**Task item**
Which lines of the records below contain the string "JSON"? Report each of them.

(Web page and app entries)
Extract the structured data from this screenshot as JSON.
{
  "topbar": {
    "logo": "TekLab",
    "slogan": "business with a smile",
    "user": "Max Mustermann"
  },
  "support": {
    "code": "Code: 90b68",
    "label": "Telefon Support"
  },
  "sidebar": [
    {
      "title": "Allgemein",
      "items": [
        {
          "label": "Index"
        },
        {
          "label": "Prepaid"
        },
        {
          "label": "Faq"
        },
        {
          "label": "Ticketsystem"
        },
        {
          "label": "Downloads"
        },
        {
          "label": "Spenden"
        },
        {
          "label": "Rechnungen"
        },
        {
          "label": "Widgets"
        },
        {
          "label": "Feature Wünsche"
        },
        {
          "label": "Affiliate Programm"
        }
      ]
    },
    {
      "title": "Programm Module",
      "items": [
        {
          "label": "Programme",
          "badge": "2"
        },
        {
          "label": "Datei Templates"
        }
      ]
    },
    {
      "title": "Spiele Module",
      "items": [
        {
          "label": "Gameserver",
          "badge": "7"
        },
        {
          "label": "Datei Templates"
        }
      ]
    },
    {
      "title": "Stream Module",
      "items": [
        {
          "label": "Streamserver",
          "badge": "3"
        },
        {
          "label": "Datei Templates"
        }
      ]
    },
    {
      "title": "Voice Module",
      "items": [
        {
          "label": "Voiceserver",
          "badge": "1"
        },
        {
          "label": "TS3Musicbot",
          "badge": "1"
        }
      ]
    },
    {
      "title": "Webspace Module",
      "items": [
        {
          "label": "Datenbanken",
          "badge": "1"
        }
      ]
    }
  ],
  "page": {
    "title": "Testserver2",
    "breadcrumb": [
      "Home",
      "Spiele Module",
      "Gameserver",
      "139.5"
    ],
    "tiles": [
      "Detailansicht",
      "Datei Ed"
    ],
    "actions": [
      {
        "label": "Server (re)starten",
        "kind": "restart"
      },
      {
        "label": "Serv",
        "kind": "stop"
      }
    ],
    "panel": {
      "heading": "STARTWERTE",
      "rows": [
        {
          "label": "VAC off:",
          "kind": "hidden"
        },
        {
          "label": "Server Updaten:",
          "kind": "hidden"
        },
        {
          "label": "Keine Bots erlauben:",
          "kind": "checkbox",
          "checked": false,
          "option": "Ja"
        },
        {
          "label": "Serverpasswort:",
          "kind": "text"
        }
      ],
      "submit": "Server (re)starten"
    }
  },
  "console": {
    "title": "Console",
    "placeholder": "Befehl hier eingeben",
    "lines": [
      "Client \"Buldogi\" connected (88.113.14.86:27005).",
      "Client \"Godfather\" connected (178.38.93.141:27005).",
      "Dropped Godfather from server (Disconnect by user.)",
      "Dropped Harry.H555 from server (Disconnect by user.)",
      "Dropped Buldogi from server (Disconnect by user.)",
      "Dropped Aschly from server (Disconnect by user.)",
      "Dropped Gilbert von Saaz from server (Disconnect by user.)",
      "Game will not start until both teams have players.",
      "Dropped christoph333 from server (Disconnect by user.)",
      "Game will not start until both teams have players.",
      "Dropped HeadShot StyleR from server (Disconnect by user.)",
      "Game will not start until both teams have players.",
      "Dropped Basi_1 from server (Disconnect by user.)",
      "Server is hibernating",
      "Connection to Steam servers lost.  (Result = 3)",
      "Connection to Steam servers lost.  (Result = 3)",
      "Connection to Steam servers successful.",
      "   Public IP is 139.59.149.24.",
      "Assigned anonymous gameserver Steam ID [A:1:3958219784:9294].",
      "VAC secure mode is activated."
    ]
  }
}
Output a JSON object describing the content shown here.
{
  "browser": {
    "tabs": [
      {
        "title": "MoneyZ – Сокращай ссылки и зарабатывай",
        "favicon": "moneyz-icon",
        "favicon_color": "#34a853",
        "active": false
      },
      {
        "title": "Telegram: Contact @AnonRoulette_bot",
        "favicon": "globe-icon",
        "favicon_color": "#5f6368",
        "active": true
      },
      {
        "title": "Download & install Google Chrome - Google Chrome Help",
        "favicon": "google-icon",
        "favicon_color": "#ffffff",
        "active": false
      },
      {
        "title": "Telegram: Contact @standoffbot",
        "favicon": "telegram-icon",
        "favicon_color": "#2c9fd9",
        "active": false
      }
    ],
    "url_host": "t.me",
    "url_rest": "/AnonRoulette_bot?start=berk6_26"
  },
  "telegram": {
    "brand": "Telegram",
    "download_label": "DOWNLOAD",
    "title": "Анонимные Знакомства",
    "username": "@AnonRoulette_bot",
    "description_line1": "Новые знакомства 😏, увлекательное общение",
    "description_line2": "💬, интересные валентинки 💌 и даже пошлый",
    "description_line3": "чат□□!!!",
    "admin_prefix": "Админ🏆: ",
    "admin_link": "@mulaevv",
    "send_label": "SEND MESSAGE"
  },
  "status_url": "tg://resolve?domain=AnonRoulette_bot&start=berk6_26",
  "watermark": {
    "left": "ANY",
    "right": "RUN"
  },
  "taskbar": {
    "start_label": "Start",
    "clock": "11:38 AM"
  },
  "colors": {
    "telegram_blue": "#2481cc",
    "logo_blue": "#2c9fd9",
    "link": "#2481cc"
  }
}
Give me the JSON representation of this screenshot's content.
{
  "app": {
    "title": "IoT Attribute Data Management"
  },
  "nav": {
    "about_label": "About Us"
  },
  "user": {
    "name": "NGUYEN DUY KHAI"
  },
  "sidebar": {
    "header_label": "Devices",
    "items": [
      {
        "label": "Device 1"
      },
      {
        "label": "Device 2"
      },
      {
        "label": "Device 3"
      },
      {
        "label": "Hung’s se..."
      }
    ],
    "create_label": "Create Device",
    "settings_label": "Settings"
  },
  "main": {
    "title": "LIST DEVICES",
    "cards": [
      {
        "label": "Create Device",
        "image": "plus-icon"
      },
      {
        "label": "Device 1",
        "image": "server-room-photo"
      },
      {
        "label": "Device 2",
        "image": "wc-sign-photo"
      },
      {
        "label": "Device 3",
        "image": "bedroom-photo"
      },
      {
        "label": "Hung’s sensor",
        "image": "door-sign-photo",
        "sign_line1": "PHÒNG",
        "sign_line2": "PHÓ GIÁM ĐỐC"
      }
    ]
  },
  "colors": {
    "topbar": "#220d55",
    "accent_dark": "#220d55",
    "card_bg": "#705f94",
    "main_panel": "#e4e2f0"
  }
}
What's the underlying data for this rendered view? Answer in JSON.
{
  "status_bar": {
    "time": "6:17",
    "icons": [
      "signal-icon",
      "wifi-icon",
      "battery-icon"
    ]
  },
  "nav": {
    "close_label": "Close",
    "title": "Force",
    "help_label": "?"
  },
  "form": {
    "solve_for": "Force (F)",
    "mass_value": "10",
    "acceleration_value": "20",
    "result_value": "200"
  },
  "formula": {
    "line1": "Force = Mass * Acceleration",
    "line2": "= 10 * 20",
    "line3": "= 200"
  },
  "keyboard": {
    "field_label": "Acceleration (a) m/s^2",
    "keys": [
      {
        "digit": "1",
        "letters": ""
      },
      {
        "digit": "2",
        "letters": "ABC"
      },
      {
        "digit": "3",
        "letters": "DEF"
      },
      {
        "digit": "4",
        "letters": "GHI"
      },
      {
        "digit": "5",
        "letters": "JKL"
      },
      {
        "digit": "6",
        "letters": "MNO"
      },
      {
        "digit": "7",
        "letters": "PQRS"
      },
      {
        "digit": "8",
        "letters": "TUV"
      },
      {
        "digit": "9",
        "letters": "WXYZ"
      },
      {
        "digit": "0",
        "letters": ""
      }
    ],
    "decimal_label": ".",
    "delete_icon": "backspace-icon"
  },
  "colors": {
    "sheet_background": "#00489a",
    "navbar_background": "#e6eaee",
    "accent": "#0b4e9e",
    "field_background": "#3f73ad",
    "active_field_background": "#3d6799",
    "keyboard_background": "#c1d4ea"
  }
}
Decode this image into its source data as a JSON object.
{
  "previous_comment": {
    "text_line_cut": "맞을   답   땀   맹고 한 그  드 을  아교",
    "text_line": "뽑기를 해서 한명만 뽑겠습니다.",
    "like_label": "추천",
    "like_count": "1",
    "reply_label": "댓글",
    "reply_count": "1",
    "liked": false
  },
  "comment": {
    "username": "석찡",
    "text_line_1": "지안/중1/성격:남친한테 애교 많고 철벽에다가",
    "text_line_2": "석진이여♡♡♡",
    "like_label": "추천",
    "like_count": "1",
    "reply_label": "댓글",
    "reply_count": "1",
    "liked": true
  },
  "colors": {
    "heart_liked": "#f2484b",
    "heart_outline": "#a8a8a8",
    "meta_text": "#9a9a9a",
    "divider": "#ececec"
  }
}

**Reply to the task**
Extract the structured data from this screenshot as JSON.
Output a JSON object describing the content shown here.
Give me the JSON representation of this screenshot's content.
What's the underlying data for this rendered view? Answer in JSON.
Decode this image into its source data as a JSON object.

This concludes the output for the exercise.